Actually I can really relate to the story of Elijah when he flees Jezebel (1 Kings 19:1-18). Elijah had just been a key player in revealing God’s awesome power to Ahab (1 Kings 18) and in doing so found that he was physically, mentally and spiritually exhausted. You’ll be happy to know that I have not slain any prophets of Baal in recent months, but the final stages of the doctoral submission process have left me seeking the quiet solitude and shade of a Coolabah tree:
But he himself went a day’s journey into the wilderness and came and sat down under a broom tree. And he asked that he might die, saying, “It is enough; now, O Lord, take away my life, for I am no better than my fathers.” And he lay down and slept under a broom tree. And be hold, an angel touched him and said to him, “Arise and eat.” (1 Kings 19:4-5)
Exhausted, Elijah lays down and goes to sleep. In stark contrast to much of the modern ‘faith teachings’ that circulate today Elijah is at the end of himself and simply unable to administer any ‘up-and-at-em’ attitude to his current state; so much so he falls asleep. Notice that it is while he rests that God ministers to him by sending his angel. Mathews writes,
The angel of the Lord strengthened him with food, and he journeyed forty days and nights to a cave at Mount Horeb.

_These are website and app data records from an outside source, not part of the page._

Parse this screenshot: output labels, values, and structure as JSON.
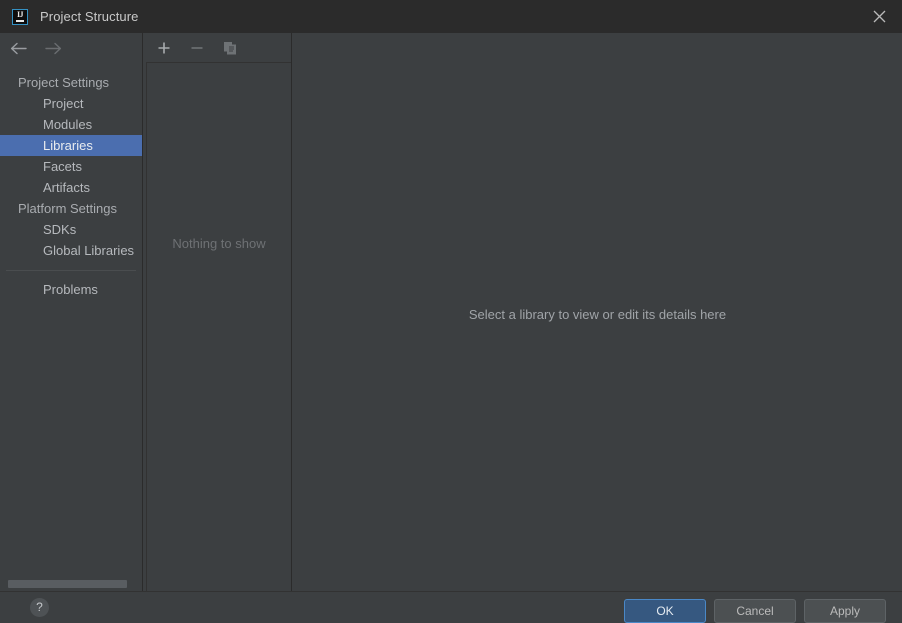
{
  "window": {
    "title": "Project Structure",
    "app_icon": "intellij-idea-icon",
    "close_icon": "close-icon"
  },
  "navigation": {
    "back_icon": "arrow-left-icon",
    "forward_icon": "arrow-right-icon"
  },
  "sidebar": {
    "groups": [
      {
        "label": "Project Settings",
        "items": [
          {
            "label": "Project",
            "selected": false
          },
          {
            "label": "Modules",
            "selected": false
          },
          {
            "label": "Libraries",
            "selected": true
          },
          {
            "label": "Facets",
            "selected": false
          },
          {
            "label": "Artifacts",
            "selected": false
          }
        ]
      },
      {
        "label": "Platform Settings",
        "items": [
          {
            "label": "SDKs",
            "selected": false
          },
          {
            "label": "Global Libraries",
            "selected": false
          }
        ]
      }
    ],
    "extra_items": [
      {
        "label": "Problems",
        "selected": false
      }
    ]
  },
  "list_panel": {
    "toolbar": {
      "add_label": "+",
      "add_icon": "plus-icon",
      "remove_label": "−",
      "remove_icon": "minus-icon",
      "copy_icon": "copy-icon"
    },
    "empty_message": "Nothing to show"
  },
  "detail_panel": {
    "hint": "Select a library to view or edit its details here"
  },
  "bottom_bar": {
    "help_icon": "help-icon",
    "help_label": "?",
    "buttons": [
      {
        "label": "OK",
        "primary": true
      },
      {
        "label": "Cancel",
        "primary": false
      },
      {
        "label": "Apply",
        "primary": false
      }
    ]
  },
  "colors": {
    "window_bg": "#3c3f41",
    "titlebar_bg": "#2b2b2b",
    "selection_blue": "#4b6eaf",
    "primary_button": "#365880",
    "text_primary": "#b6b9bd",
    "text_muted": "#6e7174"
  }
}
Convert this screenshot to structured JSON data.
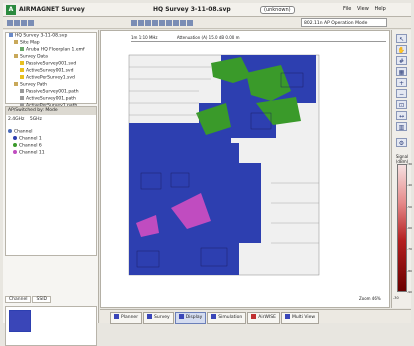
{
  "app": {
    "name": "AIRMAGNET Survey",
    "title": "HQ Survey 3-11-08.svp",
    "help": "(unknown)"
  },
  "menu": [
    "File",
    "View",
    "Help"
  ],
  "toolbar": {
    "mode": "802.11n AP Operation Mode"
  },
  "tree": {
    "root": "HQ Survey 3-11-08.svp",
    "site_map": "Site Map",
    "floorplan": "Aruba HQ Floorplan 1.emf",
    "survey_data": "Survey Data",
    "files": [
      "PassiveSurvey001.svd",
      "ActiveSurvey001.svd",
      "ActivePerSurvey1.svd"
    ],
    "survey_path": "Survey Path",
    "paths": [
      "PassiveSurvey001.path",
      "ActiveSurvey001.path",
      "ActivePerSurvey1.path"
    ]
  },
  "legend": {
    "header": "AP/Switched by: Mode",
    "band1": "2.4GHz",
    "band2": "5GHz",
    "channel": "Channel",
    "items": [
      "Channel 1",
      "Channel 6",
      "Channel 11"
    ],
    "colors": [
      "#2d3fb0",
      "#3a9a2a",
      "#c04cc0"
    ]
  },
  "tabs": {
    "channel": "Channel",
    "ssid": "SSID"
  },
  "map": {
    "ruler": "1m 1:10 MHz",
    "info": "Attenuation (A) 15.0 dB  0.00 m",
    "scale": "Zoom 46%"
  },
  "right": {
    "label": "Signal (dBm)",
    "ticks": [
      "-30",
      "-40",
      "-50",
      "-60",
      "-70",
      "-80",
      "-90"
    ]
  },
  "bottom": {
    "tabs": [
      "Planner",
      "Survey",
      "Display",
      "Simulation",
      "AirWISE",
      "Multi View"
    ],
    "active": "Display"
  }
}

It was upon the same Mount Horeb, another name for Mount Sinai, that the Lord had revealed Himself to Moses (see Exod. 3; 19). Elijah complained that the Israelites had abandoned God and that he was the last prophet of the Lord. But Elijah was mistaken. God brought in succession a great wind, an earthquake, and a fire to ravage the mountain. But the prophet did not hear God in these events. Instead, Elijah heard the Lord in a small whisper. By this the prophet learned that sometimes God works in quiet ways. (p. 143)
When we are at the end of ourselves we can lose perspective. Elijah had lost perspective, believing that he was the only prophet left; but God graciously corrected him. Not only did the Lord reveal the existence of seven thousand other prophets (physical assurance), He revealed Himself (spiritual assurance). God knows what we need and when we need it; even if we are incapable of seeking or requesting it for ourselves.
Exhausted? Find yourself a tree and allow the God of Elijah to minister to you…you’ll be in good company; I’ve already pulled up my tuft of grass and lay down.
Mathews, K. A. (1998). The Historical Books. In D. S. Dockery (Ed.), Holman concise Bible commentary: Simple, straightforward commentary on every book of the Bible (D. S. Dockery, Ed.) (143). Nashville, TN: Broadman & Holman Publishers.